My First Teaching Gig Here
It’s just as well that I was better by Wednesday, February 25, for that was the day that I had scheduled a class to teach beginners how to make a necklace.
There were nine women who attended and I am very proud to say that they all made a lovely necklace with guidance from myself, Penny and Lorraine. And it provided me with a little extra cash, some of which I used to schedule an appointment with Kathy Burchett, a wonderful massage therapist in nearby Casa Grande. I enjoyed meeting her last year, and we’ve kept in touch via email, so I truly looked forward to undergoing her tender ministrations on the Thursday. She has a natural ability to understand the body and what needs working on. I came out of there feeling euphoric.
Fresh Fruit – and Plants
This is the season for oranges and grapefruits locally grown here. I picked up a bag of about 2 dozen oranges for $4.00 from a roadside stand, and a lady neighbour of the park dropped off bags and bags of free grapefruit for the residents. So my fridge compartment is loaded with these delicious citrus fruits. They are so much better than what can be bought in Canada at this time of year.
As for the plants, well, I just couldn’t resist visiting a nursery called Distinctive Landscapes, which is located on the road into Casa Grande. I actually stopped by to see if I could buy some eggs from their free-range chickens, but alas, there were 32 orders ahead of me! But I added my name to the list and hopefully I’ll be able to get some before I leave.
As I was wandering around the gorgeous rows of cacti, citrus plants and geraniums, I spied some flats of lithops (stone flower) and euphorbia obesum, both of which I used to have back in Pickering when there was a greenhouse. These are succulents that are hard to find. I couldn’t resist buying one of each, especially since the prices were so reasonable – only $1.98 each. Then of course I had to find a nice pot to put them in. I headed off to the nearby thrift store where there are all sorts of bargains available and found a suitable small pot for only $4.
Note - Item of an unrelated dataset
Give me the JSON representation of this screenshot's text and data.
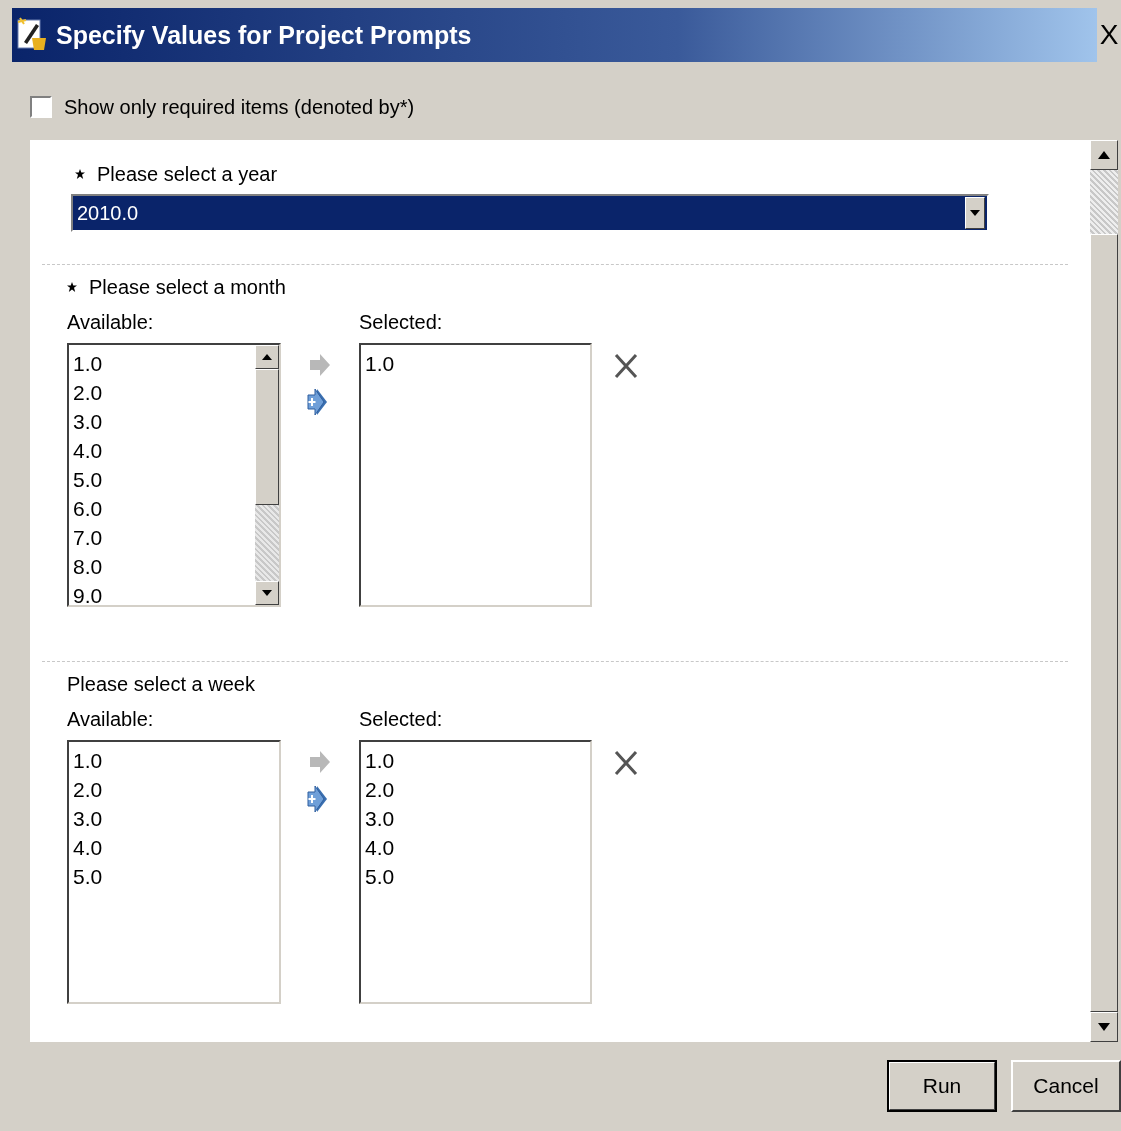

A Published Author
Doug Thompson is a free spirited man who travels wherever he wishes in his trailer, writing. He has several books that he has published and so far I have finished one called Trapper Lake (the story of a woman who lives in the Minnesota wilderness), and am about to start on another one called The Human Tribe. It is refreshing to meet and chat with someone who can challenge you intellectually. He seems to have lived quite an interesting life, and is leaving here in early March to head south to Benson, Arizona. Since I will be heading that way myself, we will probably meet up and explore some of the area together.
One of the ladies who took my jewelry class is Jane Webster. She and her husband Charlie live in one of the double wides here during the winter (Wyoming is their permanent home), and she had offered her place to do some beading together. I took her up on her offer on Saturday, February 28, and we spent several pleasant hours together helping each other with suggestions. I managed to make a few necklaces and a bracelet and plan to exhibit mine at the craft show that is planned here in the park for tomorrow. Jane, in turn, repaired a couple of gorgeous necklaces that she already had, including one spectacular turquoise and silver necklace, so we each probably accomplished more together than we would have separately. I don’t really have room in my motorhome to spread out my materials and that hampers me from starting, so going to Jane’s gave me the incentive to work on this craft that I really enjoy.
I realized after reading this blog that I hadn’t mentioned Ripley, so thought I should add a few lines about my wonderful companion. She still charms everyone and has made many friends in the park. As we walk around she greets them all and has to growl at some of the resident dogs too. There are plans to build a dog park in the back area, so it will be nice to let them run loose.
Penny with Ripley
I do make a point of taking Ripley out of the park every day to let her off leash to chase her ball – still her favourite activity.